WORK TO BE COMPLETED » Determine the number of lines in the entries below in which the word "Creative" appears, and reply with that number only.

GIVEN ENTRIES »
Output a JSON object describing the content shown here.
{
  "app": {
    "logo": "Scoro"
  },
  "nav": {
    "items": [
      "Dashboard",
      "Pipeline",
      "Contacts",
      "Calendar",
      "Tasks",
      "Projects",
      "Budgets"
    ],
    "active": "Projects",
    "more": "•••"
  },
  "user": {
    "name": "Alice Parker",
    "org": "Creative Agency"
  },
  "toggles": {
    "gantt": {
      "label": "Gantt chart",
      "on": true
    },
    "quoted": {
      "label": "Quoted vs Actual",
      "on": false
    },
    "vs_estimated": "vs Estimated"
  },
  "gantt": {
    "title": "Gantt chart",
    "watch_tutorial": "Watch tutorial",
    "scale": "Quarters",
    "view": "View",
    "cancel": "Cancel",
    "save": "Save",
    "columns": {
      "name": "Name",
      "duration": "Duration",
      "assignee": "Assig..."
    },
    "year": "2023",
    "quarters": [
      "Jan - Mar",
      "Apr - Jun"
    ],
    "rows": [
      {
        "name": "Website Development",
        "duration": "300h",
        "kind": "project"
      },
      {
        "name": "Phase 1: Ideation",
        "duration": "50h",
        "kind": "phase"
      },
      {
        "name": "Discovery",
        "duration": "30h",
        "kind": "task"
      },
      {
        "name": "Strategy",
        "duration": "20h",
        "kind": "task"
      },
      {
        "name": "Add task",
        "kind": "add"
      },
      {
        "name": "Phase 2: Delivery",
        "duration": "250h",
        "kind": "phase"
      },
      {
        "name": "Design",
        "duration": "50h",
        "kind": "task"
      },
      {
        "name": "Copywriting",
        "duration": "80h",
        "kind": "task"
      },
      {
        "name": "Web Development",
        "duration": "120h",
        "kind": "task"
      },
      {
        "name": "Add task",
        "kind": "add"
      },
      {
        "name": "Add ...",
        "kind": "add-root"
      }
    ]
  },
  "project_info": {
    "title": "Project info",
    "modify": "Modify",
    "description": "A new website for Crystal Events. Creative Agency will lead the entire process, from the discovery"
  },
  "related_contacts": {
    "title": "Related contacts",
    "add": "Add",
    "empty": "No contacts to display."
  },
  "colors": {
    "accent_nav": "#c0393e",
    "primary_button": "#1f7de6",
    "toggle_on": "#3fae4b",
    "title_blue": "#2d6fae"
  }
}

EXERCISE ANSWER » 2